Tony Blair “has reopened old wounds” with his autobiography, published Wednesday, by attacking one-time friend and successor Gordon Brown. The British press analyses what it means for the future of the Labour Party.
Tony Blair’s memoir “A Journey” looks set to become a best-seller in the UK. But according to the British press, it will “reopen old wounds” and damage the long-term prospects of the Labour Party.
The autobiography, published Wednesday, lays bare Blair’s “anguish” over the Iraq War, includes an admission that he used alcohol “as a prop” and details aspects of his sex life.

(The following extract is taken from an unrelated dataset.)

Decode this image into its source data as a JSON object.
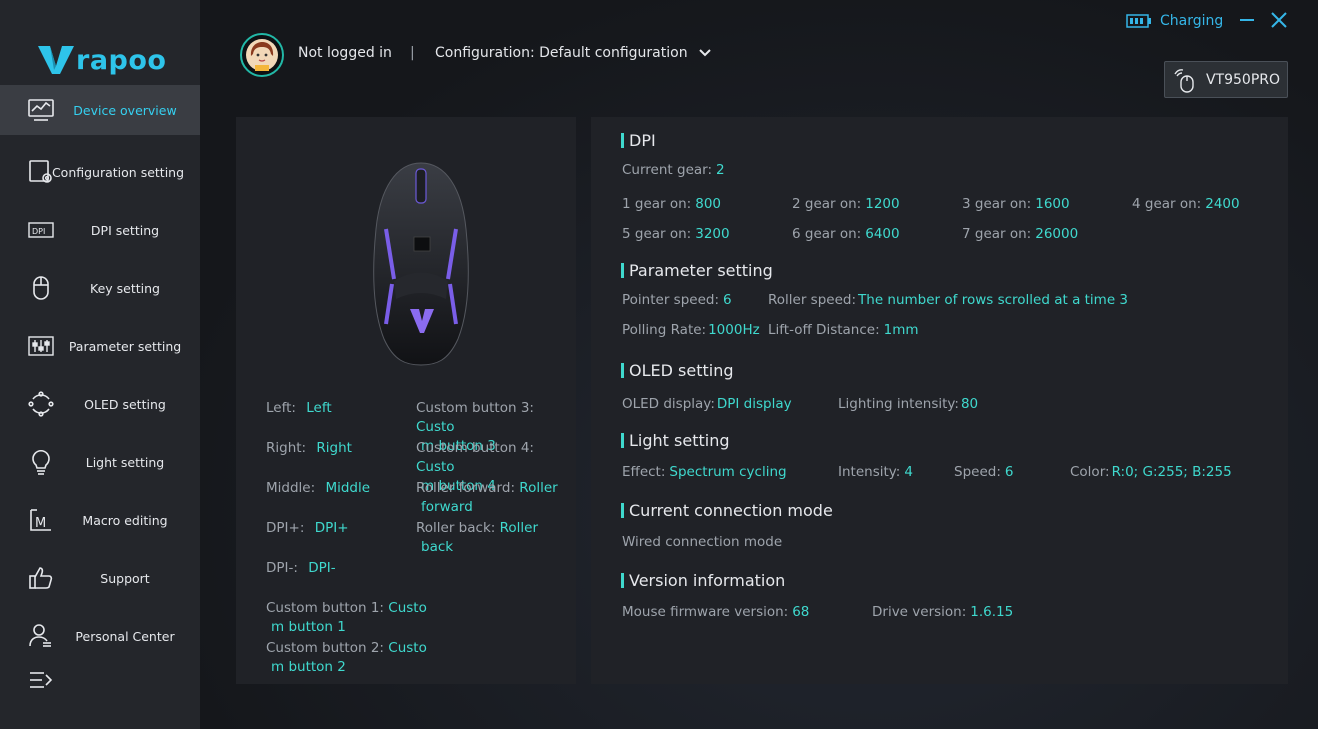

But it was Blair’s often turbulent relationship with his one-time friend, finance minister and successor as prime minister Gordon Brown that was most anticipated. Blair did not pull his punches.
Brown was Labour leader for three years before losing a general election in May that brought a Conservative-Liberal Democrat coalition to power, ending 13 years of Labour rule.
Blair, who handed the reins of power to Brown in 2007, writes that he felt his successor “was going to be a disaster … Gordon is a strange guy, strong, capable and brilliant,” but also “difficult, at times maddening.”
“Political calculation, yes. Political feelings, no. Analytical intelligence, absolutely. Emotional intelligence, zero.”
The Conservative-supporting Daily Telegraph says the book represents “Mr Blair's belated revenge for the manner in which [Gordon Brown] thwarted much that he would like to have achieved, before destroying his residual legacy”.
A bitter leadership legacy
The Times says the criticism of Brown for veering from the New Labour path that defined Blair’s premiership sets a major challenge for a Labour party still smarting from its May election defeat.
This is of particular concern now as the party is preparing to choose its next leader, who will be expected to give Labour a new political direction.
"The philosophical difference that emerged between Blair and Brown -- essentially a dispute about the size and role of the state -- traces the lineaments of the battle between Old and New Labour that brought both of them to public attention," the centre-right newspaper says in an editorial. "This is a question that the Labour Party has yet to settle."
The BBC’s political editor Nick Robinson also believes Blair’s criticism of Brown boils down to ideological differences that continue to dog the party.
“His message to [the Labour Party] is clear,” he writes. “Don't do what our party has always done and allow one election defeat to be followed by others. Abandon the New Labour path at your peril.
“In other words -- though he never says so explicitly in his book or his interviews -- vote for David Miliband to be our next leader.”
‘Break free of the Blair-Brown psychodrama’
The Daily Mirror, a traditionally Labour-supporting tabloid, is more blunt.
Mocking Blair’s use of alcohol “as a prop”, the newspaper says the memoirs are a “mix of defiance and self-pity”.
“We're told Mr Brown drove him to booze,” it says in an editorial. “Yet a whisky followed by half a bottle of wine wouldn't have wet Winston Churchill's lips at breakfast.
“Labour needs to break free of the Blair-Brown psychodrama. And that means forgetting Blair. His petty, whingeing memoirs overshadow genuine achievements. It's time for Labour to say bye bye Blair.”
Date created : 2010-09-02